Recently, he was sweating profusely, and stayed in the bathroom for 15 minutes. The mutual friend and I agreed we should do an intervention, but he wants to act immediately, and I think we should gather information about how to go about it.
Also, another friend will be visiting here soon. Add in two other concerned friends.
I believe that numbers are needed because this guy denies he’s using.
Should we do this now with four of us or wait for the other friend, while informing ourselves?
Get it right. Start researching through the Internet, bearing in mind that some interventionist programs are commercial operations.
See www.canadadrugrehab.ca (a free online directory of services and information), and www.spiritandassociates.com for starters. Intervention experts Penny Pennachi and Gene Middleton travel throughout the United States to conduct interventions, in their private practice, SPIRIT and Associates.
You may also glean helpful information by talking to someone at a local addiction research facility.
Ultimately, you may consider that, with five friends pitching in for costs, plus possibly more from his family, getting experienced professionals to do the work may be more effective.
I’m 33, raising my daughter, 13, by myself.
Last year I started seeing this wonderful-seeming guy. I let him know early that my daughter has some issues, but he said, “She just needs a father figure to give her support and guidance.”
When we decided to live together, he suggested we move to his state, Indiana, where my daughter would get the education and the help (mentally) that she needs.
We started making wedding plans, and going to counselling. But in April we’d been bickering (little stuff) and my daughter started acing out.
Five weeks before we were to be married, he postponed the wedding. He feels my daughter’s out of control (she’s not, she’s doing things that teenagers do: attitude, rolling eyes, etc. and I get at her about all that and make sure she respects both of us).
Meanwhile, I was laid off and this man has given us only until the end of this month to get out, and threatens to put us out.
Our relatives haven’t room or the finances to help me. How did this happen to me?
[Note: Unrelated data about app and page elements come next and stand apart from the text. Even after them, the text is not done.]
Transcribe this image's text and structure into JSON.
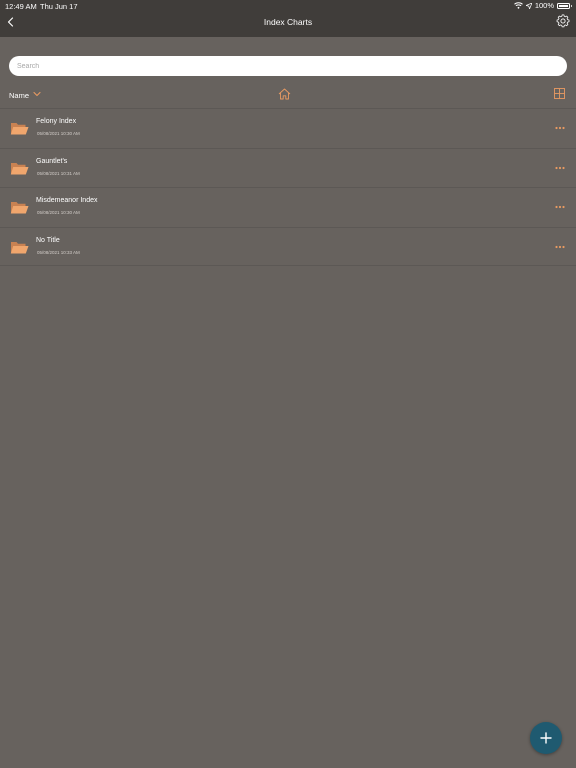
{
  "status_bar": {
    "time": "12:49 AM",
    "date": "Thu Jun 17",
    "battery": "100%"
  },
  "nav": {
    "title": "Index Charts",
    "back_icon": "chevron-left-icon",
    "settings_icon": "gear-icon"
  },
  "search": {
    "placeholder": "Search"
  },
  "sort": {
    "label": "Name"
  },
  "colors": {
    "accent": "#e89a62",
    "background": "#67625e",
    "header": "#403d3a",
    "fab": "#1f5a70"
  },
  "items": [
    {
      "title": "Felony Index",
      "date": "05/08/2021 10:30 AM"
    },
    {
      "title": "Gauntlet's",
      "date": "05/08/2021 10:31 AM"
    },
    {
      "title": "Misdemeanor Index",
      "date": "05/08/2021 10:30 AM"
    },
    {
      "title": "No Title",
      "date": "05/08/2021 10:33 AM"
    }
  ]
}
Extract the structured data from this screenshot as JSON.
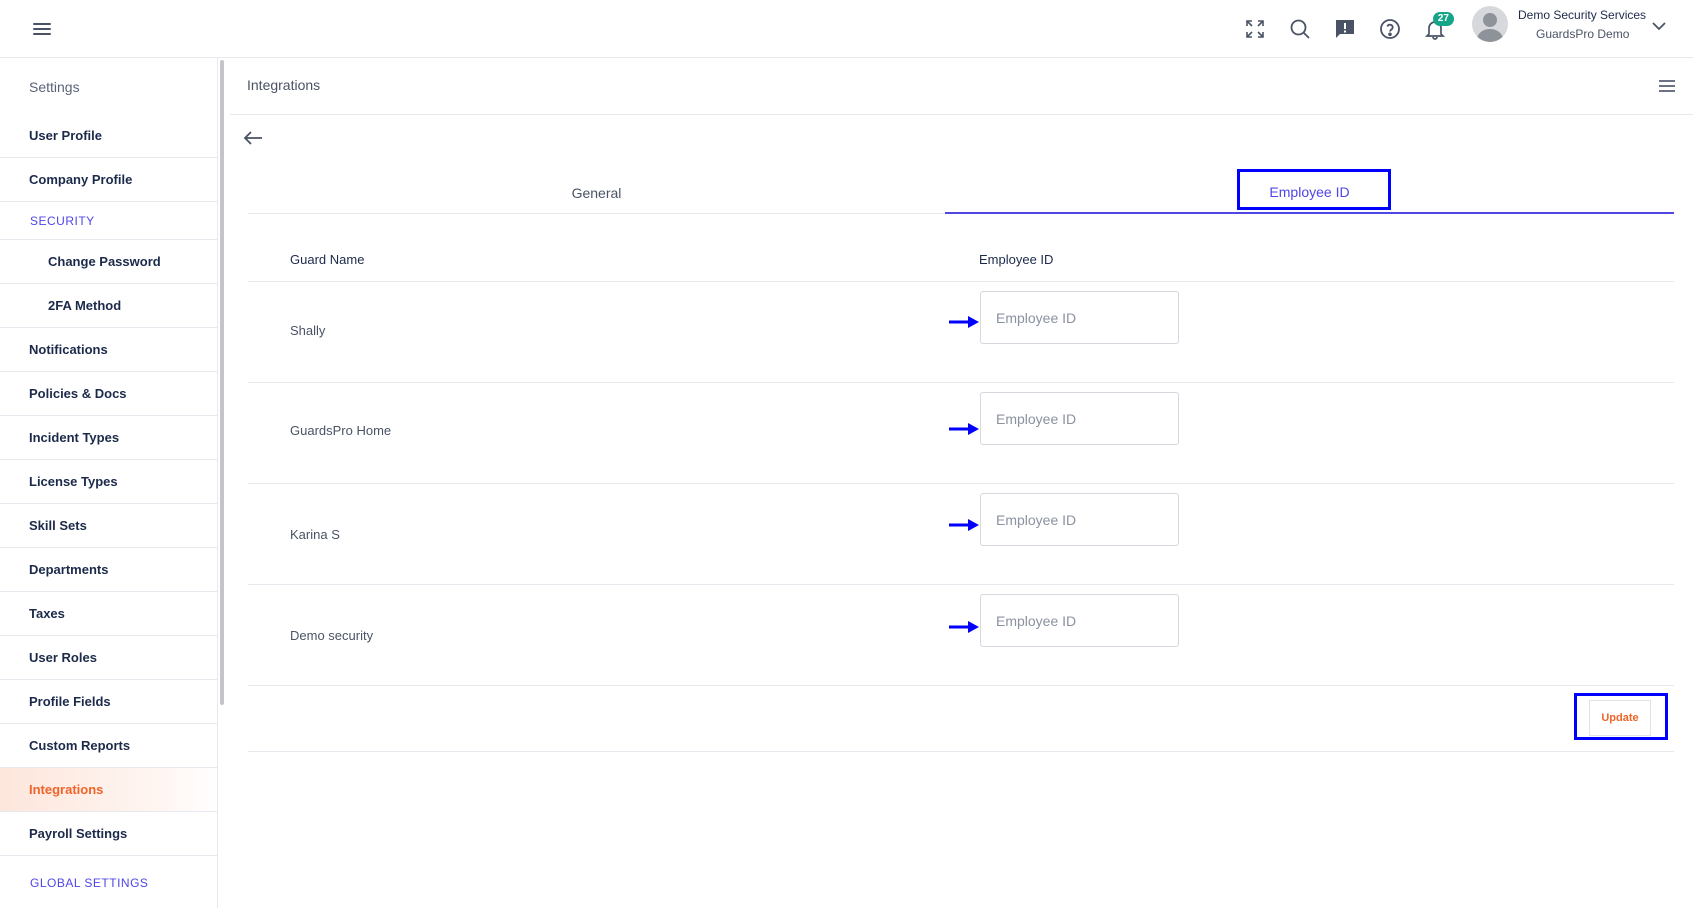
{
  "header": {
    "user_name": "Demo Security Services",
    "user_company": "GuardsPro Demo",
    "notifications_count": "27",
    "icons": [
      "hamburger-icon",
      "fullscreen-icon",
      "search-icon",
      "feedback-icon",
      "help-icon",
      "bell-icon",
      "avatar",
      "chevron-down-icon"
    ]
  },
  "sidebar": {
    "title": "Settings",
    "items": [
      {
        "label": "User Profile"
      },
      {
        "label": "Company Profile"
      },
      {
        "label": "SECURITY"
      },
      {
        "label": "Change Password"
      },
      {
        "label": "2FA Method"
      },
      {
        "label": "Notifications"
      },
      {
        "label": "Policies & Docs"
      },
      {
        "label": "Incident Types"
      },
      {
        "label": "License Types"
      },
      {
        "label": "Skill Sets"
      },
      {
        "label": "Departments"
      },
      {
        "label": "Taxes"
      },
      {
        "label": "User Roles"
      },
      {
        "label": "Profile Fields"
      },
      {
        "label": "Custom Reports"
      },
      {
        "label": "Integrations"
      },
      {
        "label": "Payroll Settings"
      },
      {
        "label": "GLOBAL SETTINGS"
      }
    ],
    "active": "Integrations"
  },
  "main": {
    "title": "Integrations",
    "tabs": [
      {
        "label": "General"
      },
      {
        "label": "Employee ID"
      }
    ],
    "active_tab": "Employee ID",
    "columns": [
      "Guard Name",
      "Employee ID"
    ],
    "rows": [
      {
        "guard": "Shally",
        "employee_id": "",
        "placeholder": "Employee ID"
      },
      {
        "guard": "GuardsPro Home",
        "employee_id": "",
        "placeholder": "Employee ID"
      },
      {
        "guard": "Karina S",
        "employee_id": "",
        "placeholder": "Employee ID"
      },
      {
        "guard": "Demo security",
        "employee_id": "",
        "placeholder": "Employee ID"
      }
    ],
    "update_label": "Update"
  },
  "colors": {
    "accent": "#4f46e5",
    "active_orange": "#f0642a",
    "badge_green": "#17a589",
    "annotation_blue": "#0000ff"
  }
}
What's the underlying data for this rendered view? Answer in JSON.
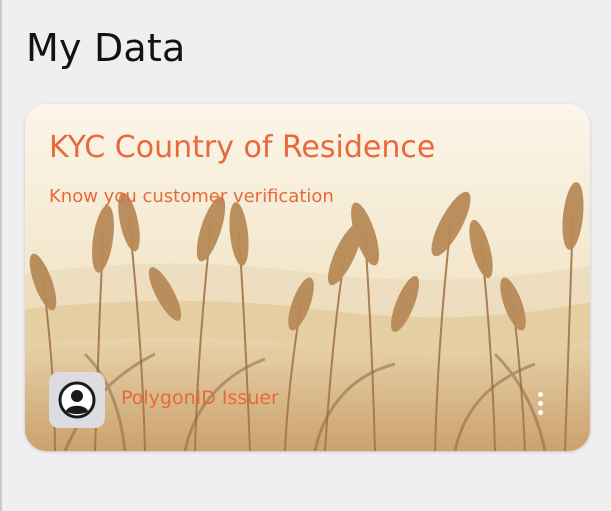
{
  "page": {
    "title": "My Data"
  },
  "card": {
    "title": "KYC Country of Residence",
    "subtitle": "Know you customer verification",
    "issuer": {
      "name": "PolygonID Issuer",
      "avatar_icon": "person-circle-icon"
    },
    "more_icon": "more-vertical-icon",
    "background": "wheat-field-illustration",
    "accent_color": "#e8693a"
  }
}
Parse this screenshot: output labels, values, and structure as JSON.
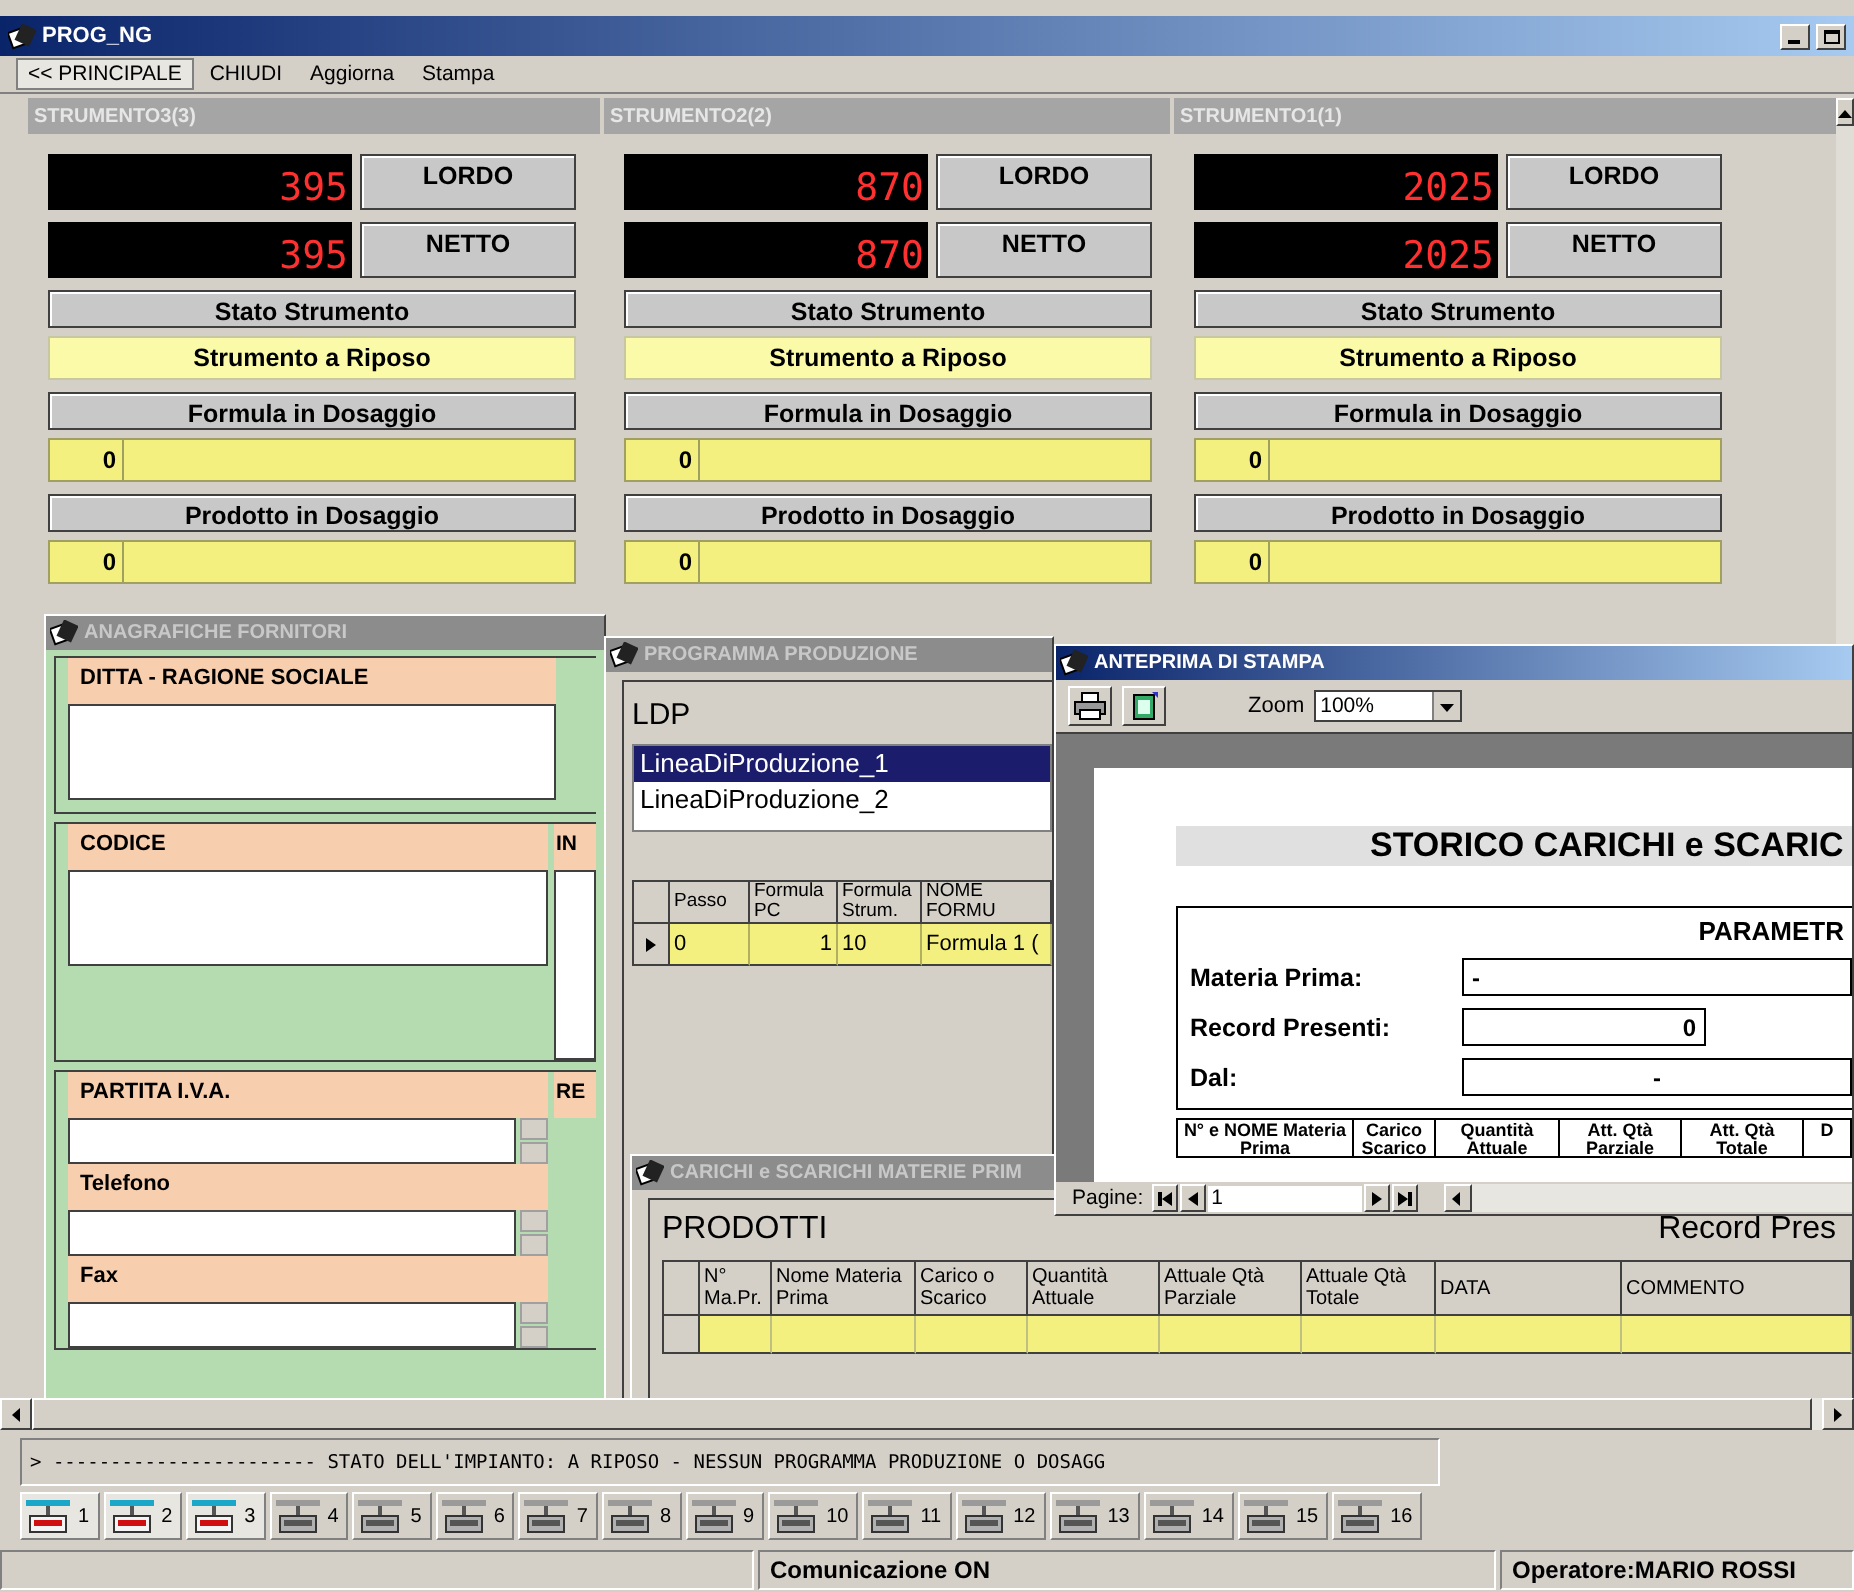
{
  "window": {
    "title": "PROG_NG"
  },
  "menu": [
    {
      "label": "<< PRINCIPALE",
      "selected": true
    },
    {
      "label": "CHIUDI",
      "selected": false
    },
    {
      "label": "Aggiorna",
      "selected": false
    },
    {
      "label": "Stampa",
      "selected": false
    }
  ],
  "instruments": [
    {
      "title": "STRUMENTO3(3)",
      "gross": "395",
      "gross_label": "LORDO",
      "net": "395",
      "net_label": "NETTO",
      "state_label": "Stato Strumento",
      "state": "Strumento a Riposo",
      "formula_label": "Formula in Dosaggio",
      "formula_code": "0",
      "product_label": "Prodotto in Dosaggio",
      "product_code": "0"
    },
    {
      "title": "STRUMENTO2(2)",
      "gross": "870",
      "gross_label": "LORDO",
      "net": "870",
      "net_label": "NETTO",
      "state_label": "Stato Strumento",
      "state": "Strumento a Riposo",
      "formula_label": "Formula in Dosaggio",
      "formula_code": "0",
      "product_label": "Prodotto in Dosaggio",
      "product_code": "0"
    },
    {
      "title": "STRUMENTO1(1)",
      "gross": "2025",
      "gross_label": "LORDO",
      "net": "2025",
      "net_label": "NETTO",
      "state_label": "Stato Strumento",
      "state": "Strumento a Riposo",
      "formula_label": "Formula in Dosaggio",
      "formula_code": "0",
      "product_label": "Prodotto in Dosaggio",
      "product_code": "0"
    }
  ],
  "suppliers": {
    "title": "ANAGRAFICHE FORNITORI",
    "company_label": "DITTA - RAGIONE SOCIALE",
    "code_label": "CODICE",
    "column_2_label": "IN",
    "vat_label": "PARTITA I.V.A.",
    "column_2b_label": "RE",
    "phone_label": "Telefono",
    "fax_label": "Fax"
  },
  "production": {
    "title": "PROGRAMMA PRODUZIONE",
    "list_label": "LDP",
    "lines": [
      {
        "label": "LineaDiProduzione_1",
        "selected": true
      },
      {
        "label": "LineaDiProduzione_2",
        "selected": false
      }
    ],
    "columns": [
      "Passo",
      "Formula PC",
      "Formula Strum.",
      "NOME FORMU"
    ],
    "rows": [
      {
        "current": true,
        "cells": [
          "0",
          "1",
          "10",
          "Formula 1 ("
        ]
      }
    ]
  },
  "movements": {
    "title": "CARICHI e SCARICHI MATERIE PRIM",
    "heading": "PRODOTTI",
    "record_label": "Record Pres",
    "columns": [
      "N° Ma.Pr.",
      "Nome Materia Prima",
      "Carico o Scarico",
      "Quantità Attuale",
      "Attuale Qtà Parziale",
      "Attuale Qtà Totale",
      "DATA",
      "COMMENTO"
    ]
  },
  "print_preview": {
    "title": "ANTEPRIMA DI STAMPA",
    "zoom_label": "Zoom",
    "zoom": "100%",
    "report_title": "STORICO CARICHI e SCARIC",
    "params_title": "PARAMETR",
    "params": [
      {
        "label": "Materia Prima:",
        "value": "-",
        "kind": "text"
      },
      {
        "label": "Record Presenti:",
        "value": "0",
        "kind": "number"
      },
      {
        "label": "Dal:",
        "value": "-",
        "kind": "date"
      }
    ],
    "columns": [
      "N° e NOME Materia Prima",
      "Carico Scarico",
      "Quantità Attuale",
      "Att. Qtà Parziale",
      "Att. Qtà Totale",
      "D"
    ],
    "pages_label": "Pagine:",
    "page": "1"
  },
  "status_message": "> ----------------------- STATO DELL'IMPIANTO: A RIPOSO - NESSUN PROGRAMMA PRODUZIONE O DOSAGG",
  "devices": [
    {
      "label": "1",
      "active": true
    },
    {
      "label": "2",
      "active": true
    },
    {
      "label": "3",
      "active": true
    },
    {
      "label": "4",
      "active": false
    },
    {
      "label": "5",
      "active": false
    },
    {
      "label": "6",
      "active": false
    },
    {
      "label": "7",
      "active": false
    },
    {
      "label": "8",
      "active": false
    },
    {
      "label": "9",
      "active": false
    },
    {
      "label": "10",
      "active": false
    },
    {
      "label": "11",
      "active": false
    },
    {
      "label": "12",
      "active": false
    },
    {
      "label": "13",
      "active": false
    },
    {
      "label": "14",
      "active": false
    },
    {
      "label": "15",
      "active": false
    },
    {
      "label": "16",
      "active": false
    }
  ],
  "status_bar": [
    "Comunicazione ON",
    "Operatore:MARIO ROSSI"
  ]
}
Go to a shelter with your daughter, as a safety measure for both of you. From there, you’ll be helped to get in touch with social services; also, your faith community may be able to help. Once away from this man, you can focus on finding work.
Your judgment on this guy clearly wasn’t accurate, but then, he worked hard at winning you over. Unfortunately, he had little understanding or tolerance for difficult teens – not so surprising since many parents also find those years of parenting extremely trying.
Knowing your daughter’s issues and limitations, you now can see in retrospect, that moving away from your supports and relying totally on this man was risky. It would’ve been better for him to move to your state.
Once you both get settled again, it’s time to address your daughter’s needs and behaviour in a more structured way. She may need medication and/or therapy along with the love and understanding you’re already giving her.
My (overweight) father has always pestered me about being overweight. I’m 30. When I’m on the heavier side, he shows disappointment, questions what I’m eating, if I’m dieting, etc.
He now says I need to watch my weight so my husband won’t lose interest in me.
I know my father loves me but doesn’t realize how hurtful his comments are… especially, as I get older. I’ve tried to discuss this, but he doesn’t get it.
Take control. Say he’s hurting you, and though you love him, you’ll have to see less of him if he continues to feed you this diminishing, disrespectful criticism.
Tell him that instead of motivating you, he’s eroding your self-confidence, which everyone knows is a sure trigger to giving up on the challenges of overweight and turning to comfort food.
Cut visits for a while; when you see or speak to him, walk away when he mentions weight.
Tip of the day:
Interventions are a delicate task, and must be carried out with full knowledge of the best possible practices.